## TASK STATEMENT
Give again, unchanged, the line that contains "Parse this screenshot: output" together with every line that follows it until the entries end.

App and web page records:
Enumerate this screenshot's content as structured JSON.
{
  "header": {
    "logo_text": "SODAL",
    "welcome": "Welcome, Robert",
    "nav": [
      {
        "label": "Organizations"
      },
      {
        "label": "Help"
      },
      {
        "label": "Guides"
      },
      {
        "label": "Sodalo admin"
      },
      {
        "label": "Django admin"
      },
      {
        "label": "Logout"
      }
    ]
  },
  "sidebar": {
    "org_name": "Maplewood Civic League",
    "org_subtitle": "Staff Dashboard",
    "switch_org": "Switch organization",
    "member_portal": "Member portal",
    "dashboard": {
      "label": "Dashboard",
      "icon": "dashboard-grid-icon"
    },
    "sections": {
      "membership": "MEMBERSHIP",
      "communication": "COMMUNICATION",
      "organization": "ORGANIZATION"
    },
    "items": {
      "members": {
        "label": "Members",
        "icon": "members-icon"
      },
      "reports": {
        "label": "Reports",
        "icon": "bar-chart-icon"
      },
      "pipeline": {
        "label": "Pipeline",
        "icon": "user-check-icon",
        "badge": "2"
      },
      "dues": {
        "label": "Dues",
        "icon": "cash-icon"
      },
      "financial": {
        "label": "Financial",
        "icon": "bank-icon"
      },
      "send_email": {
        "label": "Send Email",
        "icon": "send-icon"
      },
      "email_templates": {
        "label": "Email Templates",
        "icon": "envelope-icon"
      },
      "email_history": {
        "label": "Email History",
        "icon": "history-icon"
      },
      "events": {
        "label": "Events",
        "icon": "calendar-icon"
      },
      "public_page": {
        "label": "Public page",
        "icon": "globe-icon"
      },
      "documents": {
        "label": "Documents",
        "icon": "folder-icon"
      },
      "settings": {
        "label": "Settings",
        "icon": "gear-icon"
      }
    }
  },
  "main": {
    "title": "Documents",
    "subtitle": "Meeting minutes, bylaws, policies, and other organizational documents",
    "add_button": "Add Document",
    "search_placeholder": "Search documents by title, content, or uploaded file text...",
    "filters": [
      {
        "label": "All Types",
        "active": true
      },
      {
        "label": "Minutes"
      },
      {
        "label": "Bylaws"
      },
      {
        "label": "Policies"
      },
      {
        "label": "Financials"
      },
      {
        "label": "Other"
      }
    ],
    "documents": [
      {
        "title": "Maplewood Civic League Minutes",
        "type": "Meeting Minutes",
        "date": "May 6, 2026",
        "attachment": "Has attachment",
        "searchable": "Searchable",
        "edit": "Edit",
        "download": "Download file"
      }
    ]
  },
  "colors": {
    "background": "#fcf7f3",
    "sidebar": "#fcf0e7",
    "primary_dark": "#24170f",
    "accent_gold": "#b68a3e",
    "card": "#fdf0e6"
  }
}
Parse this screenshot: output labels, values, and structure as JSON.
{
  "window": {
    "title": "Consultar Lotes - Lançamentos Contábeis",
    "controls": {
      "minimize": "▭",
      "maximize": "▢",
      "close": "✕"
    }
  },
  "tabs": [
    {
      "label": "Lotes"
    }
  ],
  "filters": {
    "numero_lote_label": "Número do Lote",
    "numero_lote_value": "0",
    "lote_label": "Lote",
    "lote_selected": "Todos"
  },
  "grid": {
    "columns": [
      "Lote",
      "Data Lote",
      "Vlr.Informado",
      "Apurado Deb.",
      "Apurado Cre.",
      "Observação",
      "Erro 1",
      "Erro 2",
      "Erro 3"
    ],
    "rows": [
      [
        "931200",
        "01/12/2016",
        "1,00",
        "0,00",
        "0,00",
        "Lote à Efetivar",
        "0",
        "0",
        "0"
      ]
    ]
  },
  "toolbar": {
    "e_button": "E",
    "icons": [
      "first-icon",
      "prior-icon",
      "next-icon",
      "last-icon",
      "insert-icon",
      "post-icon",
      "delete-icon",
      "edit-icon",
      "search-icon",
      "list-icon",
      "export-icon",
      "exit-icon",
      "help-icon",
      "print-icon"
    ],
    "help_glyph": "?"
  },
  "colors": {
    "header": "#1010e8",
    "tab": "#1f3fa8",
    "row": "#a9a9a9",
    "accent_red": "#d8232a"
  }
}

## EXERCISE SOLUTION
Parse this screenshot: output labels, values, and structure as JSON.
{
  "window": {
    "title": "Consultar Lotes - Lançamentos Contábeis",
    "controls": {
      "minimize": "▭",
      "maximize": "▢",
      "close": "✕"
    }
  },
  "tabs": [
    {
      "label": "Lotes"
    }
  ],
  "filters": {
    "numero_lote_label": "Número do Lote",
    "numero_lote_value": "0",
    "lote_label": "Lote",
    "lote_selected": "Todos"
  },
  "grid": {
    "columns": [
      "Lote",
      "Data Lote",
      "Vlr.Informado",
      "Apurado Deb.",
      "Apurado Cre.",
      "Observação",
      "Erro 1",
      "Erro 2",
      "Erro 3"
    ],
    "rows": [
      [
        "931200",
        "01/12/2016",
        "1,00",
        "0,00",
        "0,00",
        "Lote à Efetivar",
        "0",
        "0",
        "0"
      ]
    ]
  },
  "toolbar": {
    "e_button": "E",
    "icons": [
      "first-icon",
      "prior-icon",
      "next-icon",
      "last-icon",
      "insert-icon",
      "post-icon",
      "delete-icon",
      "edit-icon",
      "search-icon",
      "list-icon",
      "export-icon",
      "exit-icon",
      "help-icon",
      "print-icon"
    ],
    "help_glyph": "?"
  },
  "colors": {
    "header": "#1010e8",
    "tab": "#1f3fa8",
    "row": "#a9a9a9",
    "accent_red": "#d8232a"
  }
}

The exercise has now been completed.